Undergraduate degrees are awarded for study at the post-secondary level. In the United States, the most common examples are Associate degrees and bachelor's degrees, both of which are offered after the completion of high school but before the completion of post-graduate degrees such as master's or doctoral degrees.
Undergraduate degrees are earned by larger segments of the population than graduate degrees, and they tend to be more general in nature than graduate programs. Bachelor's degrees in particular include general education courses, ensuring that students are versed in a variety of subjects before pursuing a major specialization. Undergraduate programs at large universities tend to involve larger classes than graduate programs, and instruction is relatively impersonal. In many large American universities, significant portions of undergraduate education are taught by graduate students and other non-tenure-line professors and instructors.
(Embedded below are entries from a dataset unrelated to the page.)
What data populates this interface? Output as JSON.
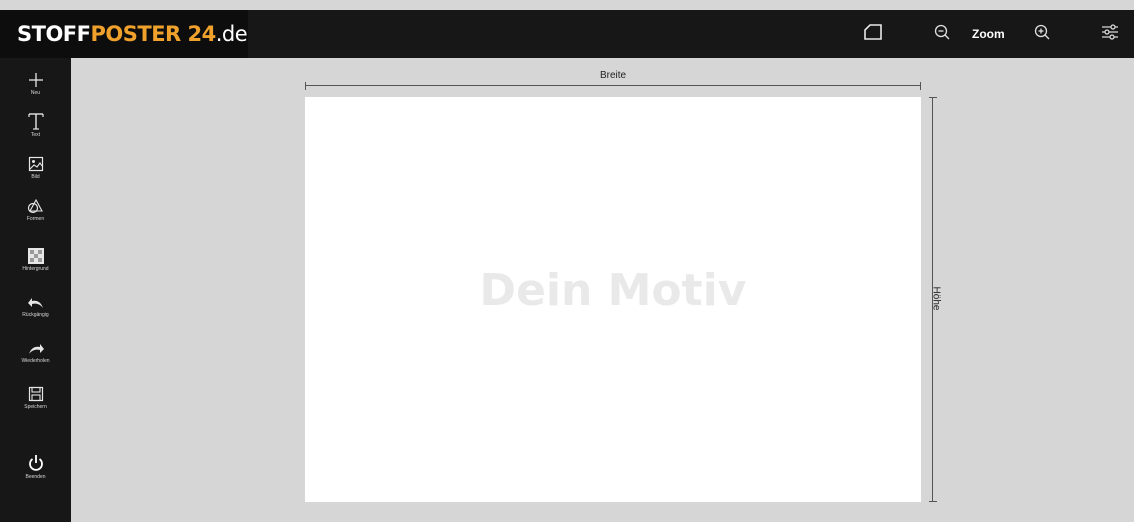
{
  "brand": {
    "part1": "STOFF",
    "part2": "POSTER 24",
    "part3": ".de",
    "accent_color": "#f0a12c"
  },
  "topbar": {
    "format_icon": "page-format-icon",
    "zoom_out_icon": "zoom-out-icon",
    "zoom_label": "Zoom",
    "zoom_in_icon": "zoom-in-icon",
    "settings_icon": "sliders-icon"
  },
  "sidebar": {
    "items": [
      {
        "label": "Neu",
        "icon": "plus-icon"
      },
      {
        "label": "Text",
        "icon": "text-icon"
      },
      {
        "label": "Bild",
        "icon": "image-icon"
      },
      {
        "label": "Formen",
        "icon": "shapes-icon"
      },
      {
        "label": "Hintergrund",
        "icon": "background-icon"
      },
      {
        "label": "Rückgängig",
        "icon": "undo-icon"
      },
      {
        "label": "Wiederholen",
        "icon": "redo-icon"
      },
      {
        "label": "Speichern",
        "icon": "save-icon"
      },
      {
        "label": "Beenden",
        "icon": "power-icon"
      }
    ]
  },
  "canvas": {
    "placeholder": "Dein Motiv",
    "width_label": "Breite",
    "height_label": "Höhe"
  }
}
Bachelor's degrees traditionally take four years to complete, though many students take longer due to do work and family obligations. A bachelor's degree is traditionally required for most professional employment in the United States, while graduate degrees are generally required for advanced professions such as law, medicine and counseling, as well as for university instructors. Some students attend a community college to prepare for entering a four-year university or to earn a two-year Associate degree.